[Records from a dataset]
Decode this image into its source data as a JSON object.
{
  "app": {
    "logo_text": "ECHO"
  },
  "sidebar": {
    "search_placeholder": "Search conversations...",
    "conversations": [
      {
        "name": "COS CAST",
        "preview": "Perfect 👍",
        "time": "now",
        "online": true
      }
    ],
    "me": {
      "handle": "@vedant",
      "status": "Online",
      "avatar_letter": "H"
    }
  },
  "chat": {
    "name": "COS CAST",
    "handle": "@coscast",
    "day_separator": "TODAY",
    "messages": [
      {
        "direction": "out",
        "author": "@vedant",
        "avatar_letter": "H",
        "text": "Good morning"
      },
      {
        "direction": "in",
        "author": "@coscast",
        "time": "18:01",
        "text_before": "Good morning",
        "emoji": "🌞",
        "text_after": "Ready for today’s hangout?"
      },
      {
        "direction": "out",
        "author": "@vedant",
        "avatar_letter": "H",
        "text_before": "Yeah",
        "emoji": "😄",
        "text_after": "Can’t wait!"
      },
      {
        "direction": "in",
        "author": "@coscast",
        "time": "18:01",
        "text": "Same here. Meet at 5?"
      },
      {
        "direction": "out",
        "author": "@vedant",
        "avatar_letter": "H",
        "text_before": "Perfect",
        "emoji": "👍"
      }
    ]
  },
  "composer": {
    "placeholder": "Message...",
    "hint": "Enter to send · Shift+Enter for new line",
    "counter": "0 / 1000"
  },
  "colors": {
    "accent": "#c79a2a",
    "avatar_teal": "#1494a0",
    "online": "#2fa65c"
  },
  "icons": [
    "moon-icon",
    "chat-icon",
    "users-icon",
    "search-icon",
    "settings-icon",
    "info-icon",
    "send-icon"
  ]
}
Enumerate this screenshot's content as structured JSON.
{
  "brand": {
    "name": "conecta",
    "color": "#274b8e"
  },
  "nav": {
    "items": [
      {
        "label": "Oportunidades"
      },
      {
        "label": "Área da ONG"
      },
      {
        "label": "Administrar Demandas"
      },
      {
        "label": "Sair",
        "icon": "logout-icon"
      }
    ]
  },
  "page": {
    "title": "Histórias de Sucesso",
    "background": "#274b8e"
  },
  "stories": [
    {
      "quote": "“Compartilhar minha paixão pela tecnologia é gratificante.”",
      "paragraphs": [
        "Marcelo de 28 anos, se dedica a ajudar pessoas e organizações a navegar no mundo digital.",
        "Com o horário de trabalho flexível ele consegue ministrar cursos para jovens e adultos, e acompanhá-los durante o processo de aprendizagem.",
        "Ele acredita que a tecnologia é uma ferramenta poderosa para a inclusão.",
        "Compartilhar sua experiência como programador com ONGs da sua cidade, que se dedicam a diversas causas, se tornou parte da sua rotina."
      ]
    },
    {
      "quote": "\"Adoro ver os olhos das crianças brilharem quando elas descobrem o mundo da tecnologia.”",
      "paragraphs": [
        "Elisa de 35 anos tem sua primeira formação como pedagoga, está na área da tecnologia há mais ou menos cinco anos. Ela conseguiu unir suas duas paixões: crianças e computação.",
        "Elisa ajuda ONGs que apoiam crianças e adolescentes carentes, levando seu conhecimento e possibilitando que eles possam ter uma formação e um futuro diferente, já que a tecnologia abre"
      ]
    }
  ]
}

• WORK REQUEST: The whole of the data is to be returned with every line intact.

• EXPECTED ANSWER:
Decode this image into its source data as a JSON object.
{
  "app": {
    "logo_text": "ECHO"
  },
  "sidebar": {
    "search_placeholder": "Search conversations...",
    "conversations": [
      {
        "name": "COS CAST",
        "preview": "Perfect 👍",
        "time": "now",
        "online": true
      }
    ],
    "me": {
      "handle": "@vedant",
      "status": "Online",
      "avatar_letter": "H"
    }
  },
  "chat": {
    "name": "COS CAST",
    "handle": "@coscast",
    "day_separator": "TODAY",
    "messages": [
      {
        "direction": "out",
        "author": "@vedant",
        "avatar_letter": "H",
        "text": "Good morning"
      },
      {
        "direction": "in",
        "author": "@coscast",
        "time": "18:01",
        "text_before": "Good morning",
        "emoji": "🌞",
        "text_after": "Ready for today’s hangout?"
      },
      {
        "direction": "out",
        "author": "@vedant",
        "avatar_letter": "H",
        "text_before": "Yeah",
        "emoji": "😄",
        "text_after": "Can’t wait!"
      },
      {
        "direction": "in",
        "author": "@coscast",
        "time": "18:01",
        "text": "Same here. Meet at 5?"
      },
      {
        "direction": "out",
        "author": "@vedant",
        "avatar_letter": "H",
        "text_before": "Perfect",
        "emoji": "👍"
      }
    ]
  },
  "composer": {
    "placeholder": "Message...",
    "hint": "Enter to send · Shift+Enter for new line",
    "counter": "0 / 1000"
  },
  "colors": {
    "accent": "#c79a2a",
    "avatar_teal": "#1494a0",
    "online": "#2fa65c"
  },
  "icons": [
    "moon-icon",
    "chat-icon",
    "users-icon",
    "search-icon",
    "settings-icon",
    "info-icon",
    "send-icon"
  ]
}
Enumerate this screenshot's content as structured JSON.
{
  "brand": {
    "name": "conecta",
    "color": "#274b8e"
  },
  "nav": {
    "items": [
      {
        "label": "Oportunidades"
      },
      {
        "label": "Área da ONG"
      },
      {
        "label": "Administrar Demandas"
      },
      {
        "label": "Sair",
        "icon": "logout-icon"
      }
    ]
  },
  "page": {
    "title": "Histórias de Sucesso",
    "background": "#274b8e"
  },
  "stories": [
    {
      "quote": "“Compartilhar minha paixão pela tecnologia é gratificante.”",
      "paragraphs": [
        "Marcelo de 28 anos, se dedica a ajudar pessoas e organizações a navegar no mundo digital.",
        "Com o horário de trabalho flexível ele consegue ministrar cursos para jovens e adultos, e acompanhá-los durante o processo de aprendizagem.",
        "Ele acredita que a tecnologia é uma ferramenta poderosa para a inclusão.",
        "Compartilhar sua experiência como programador com ONGs da sua cidade, que se dedicam a diversas causas, se tornou parte da sua rotina."
      ]
    },
    {
      "quote": "\"Adoro ver os olhos das crianças brilharem quando elas descobrem o mundo da tecnologia.”",
      "paragraphs": [
        "Elisa de 35 anos tem sua primeira formação como pedagoga, está na área da tecnologia há mais ou menos cinco anos. Ela conseguiu unir suas duas paixões: crianças e computação.",
        "Elisa ajuda ONGs que apoiam crianças e adolescentes carentes, levando seu conhecimento e possibilitando que eles possam ter uma formação e um futuro diferente, já que a tecnologia abre"
      ]
    }
  ]
}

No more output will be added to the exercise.